Statue honoring Emma Sansom (Johnson) for her contributions towards helping Confederate troops that were chasing down Union troops through my hometown, Gadsden, Alabama. That statue sits right above the Coosa River on an island in Broad Street right in front of the municipal building. Click on the photo to read up on her.
I’ve thought long and hard over the whole Confederate Battle Flag issue. Growing up as a Black man in the South, I can honestly say that I understand both arguments when it comes to heritage vs hate. I’ve seen the monuments, watched the flag flap in the breeze, and I’ve walked the battlefields myself just to understand this part of our history and how it affected me personally.
From the heritage viewpoint, hundreds of thousands of Southern men gave their lives trying to protect their way of life. If you study the history of the United States and its formation, the Civil War was set into motion as soon as the ink was dry on the Constitution. There is nothing wrong with honoring the sacrifice by those who fought and died for the Confederacy as they did what they felt they had to at that time. Monday morning quarterbacking things now cannot accurately reflect the mindset of that time, so it is an exercise in futility trying to do so.
We have to acknowledge that the Confederate States of America is as much of a part of our history as Betsy Ross and Paul Revere. Not all history is going to be glorious and happy. Not all of those who choose to honor the Confederacy are bigots and/or racists. That should not take away from us remembering our past. We have to learn to accept ourselves for who we are, warts and all. Our history is not perfect by any stretch of the means, and to know our past is important if we’re going to continue to work towards that more perfect union that our forefathers wrote of.

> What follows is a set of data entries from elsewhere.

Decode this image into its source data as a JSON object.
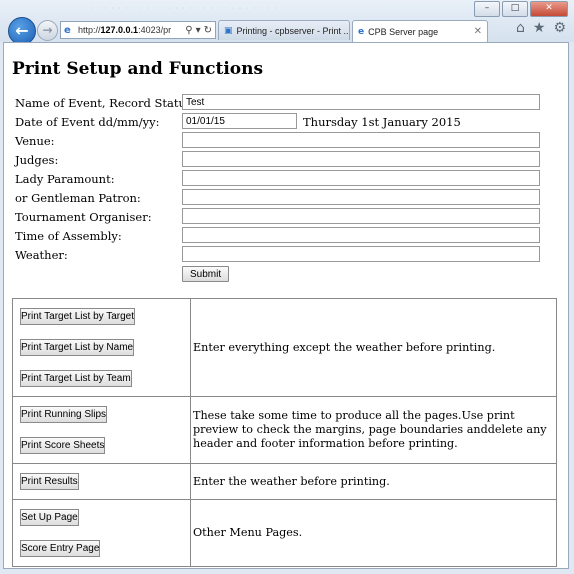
{
  "browser": {
    "url_prefix": "http://",
    "url_host": "127.0.0.1",
    "url_rest": ":4023/pr",
    "tabs": [
      {
        "label": "Printing - cpbserver - Print ..."
      },
      {
        "label": "CPB Server page"
      }
    ]
  },
  "page": {
    "title": "Print Setup and Functions",
    "fields": [
      {
        "label": "Name of Event, Record Status:",
        "value": "Test"
      },
      {
        "label": "Date of Event dd/mm/yy:",
        "value": "01/01/15",
        "extra": "Thursday 1st January 2015"
      },
      {
        "label": "Venue:",
        "value": ""
      },
      {
        "label": "Judges:",
        "value": ""
      },
      {
        "label": "Lady Paramount:",
        "value": ""
      },
      {
        "label": "or Gentleman Patron:",
        "value": ""
      },
      {
        "label": "Tournament Organiser:",
        "value": ""
      },
      {
        "label": "Time of Assembly:",
        "value": ""
      },
      {
        "label": "Weather:",
        "value": ""
      }
    ],
    "submit_label": "Submit",
    "sections": [
      {
        "buttons": [
          "Print Target List by Target",
          "Print Target List by Name",
          "Print Target List by Team"
        ],
        "note": "Enter everything except the weather before printing."
      },
      {
        "buttons": [
          "Print Running Slips",
          "Print Score Sheets"
        ],
        "note": "These take some time to produce all the pages.Use print preview to check the margins, page boundaries anddelete any header and footer information before printing."
      },
      {
        "buttons": [
          "Print Results"
        ],
        "note": "Enter the weather before printing."
      },
      {
        "buttons": [
          "Set Up Page",
          "Score Entry Page"
        ],
        "note": "Other Menu Pages."
      }
    ]
  }
}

Those who see the Confederate Battle Flag as a symbol of hatred are more likely to be groups who cowered in fear over the acts committed by those who waved that flag while terrorizing fellow Americans. This goes beyond slavery and the Civil War, and it behooves those who claim the heritage aspect to understand the viewpoint of this group and vice versa.
When the KKK rode out to intimidate Blacks after the Civil War, they did so and carried the battle flag with them. When the South protested integration, one of the acts of defiance was to raise the battle flag over the state capitols and other buildings. Throughout all those acts, the symbol of heritage was hijacked and used as a symbol of hate. Even today, some still use that symbol while spewing hatred, whether it’s hatred of the federal government or different classes and groups of people. No matter how much heritage there is behind that banner, it has been stained by the hatred of a few.
My view on the flag
The flag is symbolic, but the symbolism depends on the person viewing it. Two people can see the same identical thing and come away with two entirely different opinions. This flag is proof of that. It is both, a symbol of heritage, and a symbol of hate. It does not belong on or around state buildings where governance takes place. While it would acknowledge the past for those who fought bravely, it also acknowledges a past where people resisted acknowledging the civil rights of ALL Americans.
The flag should be preserved for all posterity. The organizations that pay homage to the South should create a park where the flag can fly in memorial to those who fought for the Confederacy. These organizations could also create museums where the history can be told of the story behind the flag. I would suggest that the FULL history be told and not just the glorified, good stuff. By no means should the states themselves be involved in this as that could be construed as the states sponsoring or advocating sedition or the rejection of civil rights for citizens who rightly deserve their rights respected.
By the same token, memorials should not be on the grounds of state capitols or other buildings of governance. The state itself should separate itself from the issue and allow the private citizens to honor the CSA as they see fit. No one should be trying to destroy or remove memorials on private property, and I would argue strongly against anyone advocating to do such. Cemetaries should be left alone and any tributes there as well. Many cities and towns, my current location included, have memorials to civil war soldiers on the town square. There’s nothing wrong with that, and they should not be bothered either as long as the cities and towns don’t try to infringe on the rights of others who would want to place memorials for others in the same manner.
I could go on and on about this, but why should I? I seriously doubt anyone’s mind will be changed by what I’ve written as most minds are set in stone over this issue. My only hope is that people will open their minds to at least try to understand the opposing views and why they are as strong as the views they hold themselves. Purposefully, I did not include a single, solitary image of any flag of the CSA. That was by design. I could show countless photos of memorials and battlefields where I have personally walked to show there’s no way of ever erasing this time period out of existence, but I’m sure we all know that’s not going to happen. Instead of inflaming tensions, my goal is to educate anyone who stops by to read this.